“ The focus of the review will be to identify key physical areas that would be enhanced to either improve revenue performance and/or reduce expenses in the operation,” the contract stated.
The consultant will also consider “alternative” operations, such as contracting management, maintenance and food and beverage service.
“ The NGF will review the short- and long-term financial and operational advantages and disadvantages of the … options, the short and long-term risks associated with each option and the public policy implications of each operational consideration,” the contract stated.
The firm will also conduct a market study reviewing public golf courses in the area.
“ NGF Consulting will develop an analysis to provide a thorough understanding of the supply/demand dynamic that is driving the competitive public golf markets in the Cameron County/Hidalgo County area golf market,” the contract stated.
Based on its review of operations, the firm will present five-year revenue projections based on rounds played, green fees, member dues, cart rentals, merchandise sales, food and beverage sales, special events and tournaments.
“ NGF’s financial projections are prepared for feasibility purposes and therefore will be conservative and unbiased,” the contract states.

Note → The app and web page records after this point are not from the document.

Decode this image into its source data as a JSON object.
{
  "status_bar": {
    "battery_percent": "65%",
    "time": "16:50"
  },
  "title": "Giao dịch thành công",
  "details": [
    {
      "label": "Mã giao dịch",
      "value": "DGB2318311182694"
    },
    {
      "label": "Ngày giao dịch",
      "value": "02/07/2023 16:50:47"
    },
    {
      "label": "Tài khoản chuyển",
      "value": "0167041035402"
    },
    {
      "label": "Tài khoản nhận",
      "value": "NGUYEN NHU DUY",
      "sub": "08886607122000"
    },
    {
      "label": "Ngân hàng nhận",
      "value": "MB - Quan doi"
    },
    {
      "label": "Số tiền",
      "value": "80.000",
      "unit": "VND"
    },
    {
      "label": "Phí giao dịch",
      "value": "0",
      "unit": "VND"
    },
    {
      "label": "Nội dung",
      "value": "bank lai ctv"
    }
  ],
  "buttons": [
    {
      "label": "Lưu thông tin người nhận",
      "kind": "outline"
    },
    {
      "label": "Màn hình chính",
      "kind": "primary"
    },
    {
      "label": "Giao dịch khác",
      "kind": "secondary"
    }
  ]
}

The firm will “help the city leadership identify a realistic ‘breakeven’ performance level for the facility so the city can achieve its goal of minimizing the taxpayer support of golf facility operations,” the document stated. “We will also create a set of key performance metrics so that management can continually track progress toward established goals.”